About this exercise: Run through the records and show each line that includes the string "title".

((

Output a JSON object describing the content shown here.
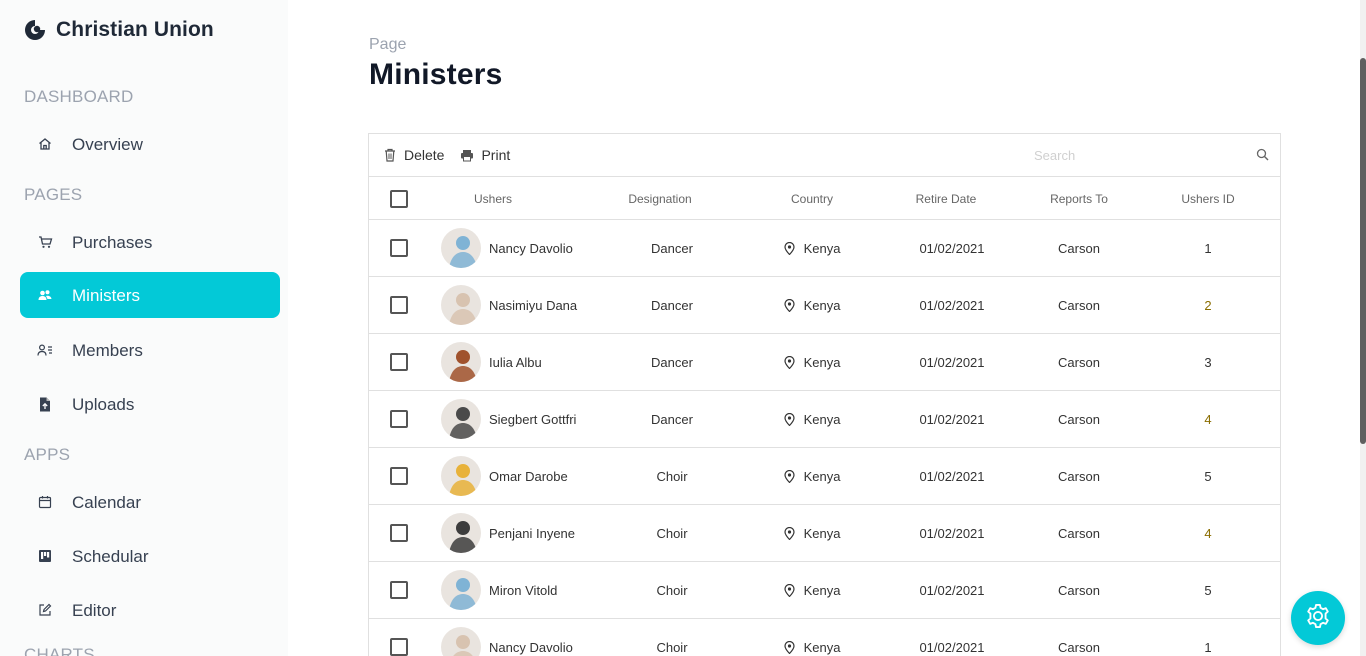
{
  "brand": {
    "name": "Christian Union",
    "icon": "brand-logo-icon"
  },
  "sidebar": {
    "sections": [
      {
        "title": "DASHBOARD",
        "items": [
          {
            "label": "Overview",
            "icon": "home-icon",
            "active": false
          }
        ]
      },
      {
        "title": "PAGES",
        "items": [
          {
            "label": "Purchases",
            "icon": "cart-icon",
            "active": false
          },
          {
            "label": "Ministers",
            "icon": "people-icon",
            "active": true
          },
          {
            "label": "Members",
            "icon": "user-list-icon",
            "active": false
          },
          {
            "label": "Uploads",
            "icon": "file-upload-icon",
            "active": false
          }
        ]
      },
      {
        "title": "APPS",
        "items": [
          {
            "label": "Calendar",
            "icon": "calendar-icon",
            "active": false
          },
          {
            "label": "Schedular",
            "icon": "kanban-icon",
            "active": false
          },
          {
            "label": "Editor",
            "icon": "edit-icon",
            "active": false
          }
        ]
      },
      {
        "title": "CHARTS",
        "items": []
      }
    ]
  },
  "page": {
    "label": "Page",
    "title": "Ministers"
  },
  "toolbar": {
    "delete_label": "Delete",
    "print_label": "Print",
    "search_placeholder": "Search"
  },
  "columns": [
    "Ushers",
    "Designation",
    "Country",
    "Retire Date",
    "Reports To",
    "Ushers ID"
  ],
  "rows": [
    {
      "name": "Nancy Davolio",
      "designation": "Dancer",
      "country": "Kenya",
      "retire": "01/02/2021",
      "reports_to": "Carson",
      "id": "1",
      "avatar": "#7fb3d5"
    },
    {
      "name": "Nasimiyu Dana",
      "designation": "Dancer",
      "country": "Kenya",
      "retire": "01/02/2021",
      "reports_to": "Carson",
      "id": "2",
      "avatar": "#d8c3b0"
    },
    {
      "name": "Iulia Albu",
      "designation": "Dancer",
      "country": "Kenya",
      "retire": "01/02/2021",
      "reports_to": "Carson",
      "id": "3",
      "avatar": "#a0522d"
    },
    {
      "name": "Siegbert Gottfri",
      "designation": "Dancer",
      "country": "Kenya",
      "retire": "01/02/2021",
      "reports_to": "Carson",
      "id": "4",
      "avatar": "#4a4a4a"
    },
    {
      "name": "Omar Darobe",
      "designation": "Choir",
      "country": "Kenya",
      "retire": "01/02/2021",
      "reports_to": "Carson",
      "id": "5",
      "avatar": "#e8b23a"
    },
    {
      "name": "Penjani Inyene",
      "designation": "Choir",
      "country": "Kenya",
      "retire": "01/02/2021",
      "reports_to": "Carson",
      "id": "4",
      "avatar": "#3d3d3d"
    },
    {
      "name": "Miron Vitold",
      "designation": "Choir",
      "country": "Kenya",
      "retire": "01/02/2021",
      "reports_to": "Carson",
      "id": "5",
      "avatar": "#7fb3d5"
    },
    {
      "name": "Nancy Davolio",
      "designation": "Choir",
      "country": "Kenya",
      "retire": "01/02/2021",
      "reports_to": "Carson",
      "id": "1",
      "avatar": "#d8c3b0"
    }
  ],
  "colors": {
    "accent": "#03c9d7",
    "id_even": "#8a6d00"
  },
  "settings": {
    "icon": "gear-icon"
  }
}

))

Output for this task:
        "title": "DASHBOARD",
        "title": "PAGES",
        "title": "APPS",
        "title": "CHARTS",
    "title": "Ministers"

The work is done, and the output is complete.